Post-Doctoral Studies (Leadership) - Harvard Graduate School of Education
Clark Hall 465
Dr. Reckmeyer is Professor of Leadership & Systems (Department of Anthropology); IES Senior Fellow (Inter-national & Extended Studies; and Director (SJSU Salzburg Program). He teaches courses on global affairs, leadership, behavioral systems science, strategic planning, and various special topics.
A faculty member at San José State University since 1977, Bill is a systems scientist whose teaching, research, and practice focuses on integrated collaborative approaches to hyper-complex global and institutional issues. Most of his work over the past two decades has focused on leading multi-year strategic change efforts in a variety of organizational and inter-agency settings; providing senior-level policy advice on integrated strategy for the US, Californian, and Australian governments; and developing leadership programs for senior & mid-year career professionals.
During the last decade he has served as Faculty Chair, International Study Program in Global Citizenship with the Salzburg Global Seminar (2004-Pres); Strategic Advisor, California Levees Roundtable (2007-2010); & Chief Systems Scientist, Systems of Systems Center of Excellence (2003-2006) with the US Department of Defense.
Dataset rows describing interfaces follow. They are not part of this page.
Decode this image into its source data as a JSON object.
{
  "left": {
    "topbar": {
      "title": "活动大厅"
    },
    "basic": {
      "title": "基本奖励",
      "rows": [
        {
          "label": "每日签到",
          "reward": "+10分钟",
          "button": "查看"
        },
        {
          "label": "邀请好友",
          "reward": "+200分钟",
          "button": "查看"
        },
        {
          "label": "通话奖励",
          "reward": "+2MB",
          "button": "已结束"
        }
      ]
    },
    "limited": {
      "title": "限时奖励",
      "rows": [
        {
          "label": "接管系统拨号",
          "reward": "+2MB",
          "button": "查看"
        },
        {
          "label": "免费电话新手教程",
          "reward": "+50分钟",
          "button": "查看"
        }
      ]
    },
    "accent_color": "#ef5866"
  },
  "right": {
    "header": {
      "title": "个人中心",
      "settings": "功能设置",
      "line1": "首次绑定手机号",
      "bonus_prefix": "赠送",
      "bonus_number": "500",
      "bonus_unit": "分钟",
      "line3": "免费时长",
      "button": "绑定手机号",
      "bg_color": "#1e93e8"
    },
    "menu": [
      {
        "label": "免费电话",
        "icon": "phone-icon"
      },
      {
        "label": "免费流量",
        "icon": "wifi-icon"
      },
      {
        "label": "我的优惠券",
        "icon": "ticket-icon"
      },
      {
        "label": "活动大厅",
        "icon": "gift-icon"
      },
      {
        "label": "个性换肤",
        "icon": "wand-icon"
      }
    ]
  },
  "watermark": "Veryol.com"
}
In addition to serving as a five-time Salzburg Global Fellow (1995-2004); Fulbright Scholar/Host (2007); Kellogg National Leadership Fellow (1988-1992); and President, American Society for Cybernetics (1982-1985); he has also been a Visiting Professor or Senior Fellow at more than a dozen leading universities in the US, Europe, and Australia – including Sydney (2010); Stanford (2009-2010; 2003-2006); St. Gallen (1995, 1987); Harvard (1993-1999); USC (1985-1986); and Swedish Royal Institute of Technology (1985-1993).
In addition to being honored as the university’s Outstanding Professor (2010), Dr. Reckmeyer has also received numerous other awards at San José State – including the Austen D. Warburton Award for Outstanding Scholarly Achievement (2009) and the Distinguished Faculty Mentor Award (2011).